◆ WHAT TO DO
Wherever the string "screenshot" turns up in the data, copy the whole line.
*** RECORD EXTRACTS ***
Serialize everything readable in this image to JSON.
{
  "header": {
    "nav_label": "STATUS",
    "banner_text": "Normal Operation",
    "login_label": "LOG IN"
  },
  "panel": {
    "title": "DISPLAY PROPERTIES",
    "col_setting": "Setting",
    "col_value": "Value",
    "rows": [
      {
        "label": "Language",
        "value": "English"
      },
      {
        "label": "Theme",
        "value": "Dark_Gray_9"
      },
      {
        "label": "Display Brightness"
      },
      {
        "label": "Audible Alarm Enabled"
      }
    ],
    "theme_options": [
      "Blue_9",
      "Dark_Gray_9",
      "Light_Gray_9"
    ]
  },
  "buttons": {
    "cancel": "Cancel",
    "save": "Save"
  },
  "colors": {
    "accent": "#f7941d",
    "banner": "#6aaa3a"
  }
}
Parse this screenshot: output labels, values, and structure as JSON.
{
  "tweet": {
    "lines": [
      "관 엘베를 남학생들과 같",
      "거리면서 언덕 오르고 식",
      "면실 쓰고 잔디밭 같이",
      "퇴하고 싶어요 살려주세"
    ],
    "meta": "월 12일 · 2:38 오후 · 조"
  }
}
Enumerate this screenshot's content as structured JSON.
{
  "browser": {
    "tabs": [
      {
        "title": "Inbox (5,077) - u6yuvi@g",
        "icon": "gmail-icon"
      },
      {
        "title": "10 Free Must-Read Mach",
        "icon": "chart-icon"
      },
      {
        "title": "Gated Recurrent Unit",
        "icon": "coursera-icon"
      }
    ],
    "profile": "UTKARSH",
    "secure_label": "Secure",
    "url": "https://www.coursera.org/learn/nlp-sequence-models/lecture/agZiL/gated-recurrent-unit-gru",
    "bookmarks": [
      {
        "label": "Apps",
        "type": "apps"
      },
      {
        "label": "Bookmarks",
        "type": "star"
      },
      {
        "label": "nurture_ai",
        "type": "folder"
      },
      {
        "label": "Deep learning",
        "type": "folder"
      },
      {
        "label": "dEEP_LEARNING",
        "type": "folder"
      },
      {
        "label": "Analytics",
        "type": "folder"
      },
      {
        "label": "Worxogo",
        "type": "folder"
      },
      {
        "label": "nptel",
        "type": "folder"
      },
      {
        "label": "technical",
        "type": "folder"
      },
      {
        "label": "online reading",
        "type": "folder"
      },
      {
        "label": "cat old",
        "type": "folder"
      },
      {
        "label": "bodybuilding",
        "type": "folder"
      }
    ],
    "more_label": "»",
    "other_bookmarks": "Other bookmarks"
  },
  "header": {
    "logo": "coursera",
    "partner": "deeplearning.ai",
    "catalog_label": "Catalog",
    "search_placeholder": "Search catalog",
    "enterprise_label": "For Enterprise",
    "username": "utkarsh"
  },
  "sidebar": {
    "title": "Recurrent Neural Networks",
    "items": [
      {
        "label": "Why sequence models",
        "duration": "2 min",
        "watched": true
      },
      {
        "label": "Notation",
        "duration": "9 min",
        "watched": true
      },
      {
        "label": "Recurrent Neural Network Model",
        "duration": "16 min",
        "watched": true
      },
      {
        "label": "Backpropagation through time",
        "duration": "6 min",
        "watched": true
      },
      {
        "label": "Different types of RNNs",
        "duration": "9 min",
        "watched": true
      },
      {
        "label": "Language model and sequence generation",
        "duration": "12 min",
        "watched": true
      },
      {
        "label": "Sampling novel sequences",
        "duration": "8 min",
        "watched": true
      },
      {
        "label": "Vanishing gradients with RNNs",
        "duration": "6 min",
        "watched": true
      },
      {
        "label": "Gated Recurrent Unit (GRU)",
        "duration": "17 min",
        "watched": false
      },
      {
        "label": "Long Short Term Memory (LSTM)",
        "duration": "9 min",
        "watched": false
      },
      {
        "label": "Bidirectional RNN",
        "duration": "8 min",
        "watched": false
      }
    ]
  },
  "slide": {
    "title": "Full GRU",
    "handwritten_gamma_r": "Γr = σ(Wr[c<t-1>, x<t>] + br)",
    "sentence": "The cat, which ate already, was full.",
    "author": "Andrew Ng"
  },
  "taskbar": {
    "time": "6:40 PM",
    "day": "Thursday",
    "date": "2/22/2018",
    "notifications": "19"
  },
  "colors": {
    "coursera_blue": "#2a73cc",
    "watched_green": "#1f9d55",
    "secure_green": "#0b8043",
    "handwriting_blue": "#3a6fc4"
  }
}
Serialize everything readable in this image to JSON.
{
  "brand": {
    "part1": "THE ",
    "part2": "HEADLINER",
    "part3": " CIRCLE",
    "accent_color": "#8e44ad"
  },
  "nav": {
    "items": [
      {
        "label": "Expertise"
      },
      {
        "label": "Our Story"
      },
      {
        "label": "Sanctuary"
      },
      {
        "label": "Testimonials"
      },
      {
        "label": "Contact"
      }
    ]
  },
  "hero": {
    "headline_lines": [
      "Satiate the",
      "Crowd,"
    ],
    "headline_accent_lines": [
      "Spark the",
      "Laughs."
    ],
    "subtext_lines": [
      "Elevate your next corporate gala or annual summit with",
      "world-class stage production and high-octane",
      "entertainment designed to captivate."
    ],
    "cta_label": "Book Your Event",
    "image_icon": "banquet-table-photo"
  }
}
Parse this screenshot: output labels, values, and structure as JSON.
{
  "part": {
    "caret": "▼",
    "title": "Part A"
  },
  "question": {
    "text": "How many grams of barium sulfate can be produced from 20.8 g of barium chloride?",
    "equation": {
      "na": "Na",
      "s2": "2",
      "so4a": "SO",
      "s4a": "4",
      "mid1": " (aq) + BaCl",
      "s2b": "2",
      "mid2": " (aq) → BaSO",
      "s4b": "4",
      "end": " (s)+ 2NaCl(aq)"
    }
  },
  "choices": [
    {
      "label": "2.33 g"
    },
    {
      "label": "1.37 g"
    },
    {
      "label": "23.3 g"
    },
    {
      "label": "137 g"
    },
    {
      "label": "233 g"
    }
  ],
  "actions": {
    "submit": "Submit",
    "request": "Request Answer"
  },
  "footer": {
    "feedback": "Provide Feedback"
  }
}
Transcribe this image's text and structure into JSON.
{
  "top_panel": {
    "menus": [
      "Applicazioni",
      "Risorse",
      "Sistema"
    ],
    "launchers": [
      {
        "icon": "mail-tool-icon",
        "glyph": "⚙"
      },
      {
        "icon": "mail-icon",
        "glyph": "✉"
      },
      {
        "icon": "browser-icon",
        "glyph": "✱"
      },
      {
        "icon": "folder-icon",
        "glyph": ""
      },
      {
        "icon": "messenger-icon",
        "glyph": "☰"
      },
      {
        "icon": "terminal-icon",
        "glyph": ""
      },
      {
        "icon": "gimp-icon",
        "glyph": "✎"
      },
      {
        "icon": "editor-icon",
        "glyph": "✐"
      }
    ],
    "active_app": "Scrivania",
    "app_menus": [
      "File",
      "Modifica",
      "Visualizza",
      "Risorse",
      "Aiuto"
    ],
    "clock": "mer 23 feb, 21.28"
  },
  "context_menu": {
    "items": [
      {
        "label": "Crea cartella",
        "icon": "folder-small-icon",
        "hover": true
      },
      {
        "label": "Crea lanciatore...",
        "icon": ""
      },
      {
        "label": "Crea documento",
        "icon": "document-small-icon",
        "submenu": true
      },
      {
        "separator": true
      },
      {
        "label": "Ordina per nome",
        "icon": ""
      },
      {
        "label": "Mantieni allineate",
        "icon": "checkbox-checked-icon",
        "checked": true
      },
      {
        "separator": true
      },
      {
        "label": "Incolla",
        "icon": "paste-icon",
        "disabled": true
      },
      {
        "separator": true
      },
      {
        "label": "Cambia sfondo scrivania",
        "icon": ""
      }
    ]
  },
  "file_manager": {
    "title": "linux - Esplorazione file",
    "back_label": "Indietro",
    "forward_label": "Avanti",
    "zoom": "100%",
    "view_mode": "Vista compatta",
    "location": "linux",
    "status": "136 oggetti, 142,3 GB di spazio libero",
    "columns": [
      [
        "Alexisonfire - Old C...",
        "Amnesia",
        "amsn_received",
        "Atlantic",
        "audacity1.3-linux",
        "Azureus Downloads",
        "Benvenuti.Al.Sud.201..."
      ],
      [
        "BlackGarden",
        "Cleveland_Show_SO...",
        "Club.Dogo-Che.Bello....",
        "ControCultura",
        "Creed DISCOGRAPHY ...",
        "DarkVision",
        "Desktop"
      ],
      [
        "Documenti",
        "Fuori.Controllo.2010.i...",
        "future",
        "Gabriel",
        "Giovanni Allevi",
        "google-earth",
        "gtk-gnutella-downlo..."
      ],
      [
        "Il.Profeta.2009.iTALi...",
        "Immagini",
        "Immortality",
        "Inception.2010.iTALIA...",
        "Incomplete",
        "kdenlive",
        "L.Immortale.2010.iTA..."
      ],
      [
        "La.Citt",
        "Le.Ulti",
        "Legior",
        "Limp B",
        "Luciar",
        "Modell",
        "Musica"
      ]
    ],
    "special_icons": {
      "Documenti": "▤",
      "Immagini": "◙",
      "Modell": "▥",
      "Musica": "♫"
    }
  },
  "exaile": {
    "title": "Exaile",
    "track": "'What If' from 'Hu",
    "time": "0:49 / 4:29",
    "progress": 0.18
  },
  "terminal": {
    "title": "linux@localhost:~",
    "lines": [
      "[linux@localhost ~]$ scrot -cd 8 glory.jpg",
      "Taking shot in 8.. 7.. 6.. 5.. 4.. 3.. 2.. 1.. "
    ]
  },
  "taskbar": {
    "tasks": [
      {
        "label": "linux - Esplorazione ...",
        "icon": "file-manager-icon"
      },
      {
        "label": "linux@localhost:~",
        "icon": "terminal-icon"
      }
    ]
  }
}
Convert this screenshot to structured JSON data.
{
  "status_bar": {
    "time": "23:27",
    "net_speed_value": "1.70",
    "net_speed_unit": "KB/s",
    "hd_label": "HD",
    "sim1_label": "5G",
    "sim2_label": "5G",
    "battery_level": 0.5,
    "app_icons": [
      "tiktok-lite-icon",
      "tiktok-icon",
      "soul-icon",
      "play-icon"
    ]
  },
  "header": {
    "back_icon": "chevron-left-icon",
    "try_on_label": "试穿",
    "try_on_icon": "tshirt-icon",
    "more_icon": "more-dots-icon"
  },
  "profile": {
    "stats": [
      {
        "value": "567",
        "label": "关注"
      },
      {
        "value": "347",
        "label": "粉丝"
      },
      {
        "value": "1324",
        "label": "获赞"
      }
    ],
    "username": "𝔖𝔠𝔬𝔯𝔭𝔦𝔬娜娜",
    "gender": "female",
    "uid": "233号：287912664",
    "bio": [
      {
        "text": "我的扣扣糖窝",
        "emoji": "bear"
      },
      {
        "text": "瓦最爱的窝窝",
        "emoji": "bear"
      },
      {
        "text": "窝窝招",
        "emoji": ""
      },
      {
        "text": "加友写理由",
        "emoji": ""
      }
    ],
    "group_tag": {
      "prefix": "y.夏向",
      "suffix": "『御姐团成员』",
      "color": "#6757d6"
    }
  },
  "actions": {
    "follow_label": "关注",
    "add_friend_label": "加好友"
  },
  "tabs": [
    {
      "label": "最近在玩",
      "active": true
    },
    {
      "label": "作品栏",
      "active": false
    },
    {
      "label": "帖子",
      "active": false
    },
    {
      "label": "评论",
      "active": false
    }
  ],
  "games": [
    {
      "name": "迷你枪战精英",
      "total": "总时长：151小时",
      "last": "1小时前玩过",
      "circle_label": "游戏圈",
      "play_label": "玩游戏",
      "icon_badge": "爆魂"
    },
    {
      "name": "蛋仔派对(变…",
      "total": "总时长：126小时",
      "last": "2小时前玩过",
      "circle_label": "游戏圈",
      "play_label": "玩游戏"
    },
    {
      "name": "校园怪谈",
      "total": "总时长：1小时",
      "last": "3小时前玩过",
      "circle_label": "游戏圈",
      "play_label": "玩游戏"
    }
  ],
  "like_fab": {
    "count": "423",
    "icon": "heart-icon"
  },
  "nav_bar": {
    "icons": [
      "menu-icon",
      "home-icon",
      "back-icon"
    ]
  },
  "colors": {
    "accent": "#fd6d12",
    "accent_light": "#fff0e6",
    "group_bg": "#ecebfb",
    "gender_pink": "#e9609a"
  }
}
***
◆ RESPONSE AREA
Parse this screenshot: output labels, values, and structure as JSON.
Enumerate this screenshot's content as structured JSON.
Parse this screenshot: output labels, values, and structure as JSON.
Convert this screenshot to structured JSON data.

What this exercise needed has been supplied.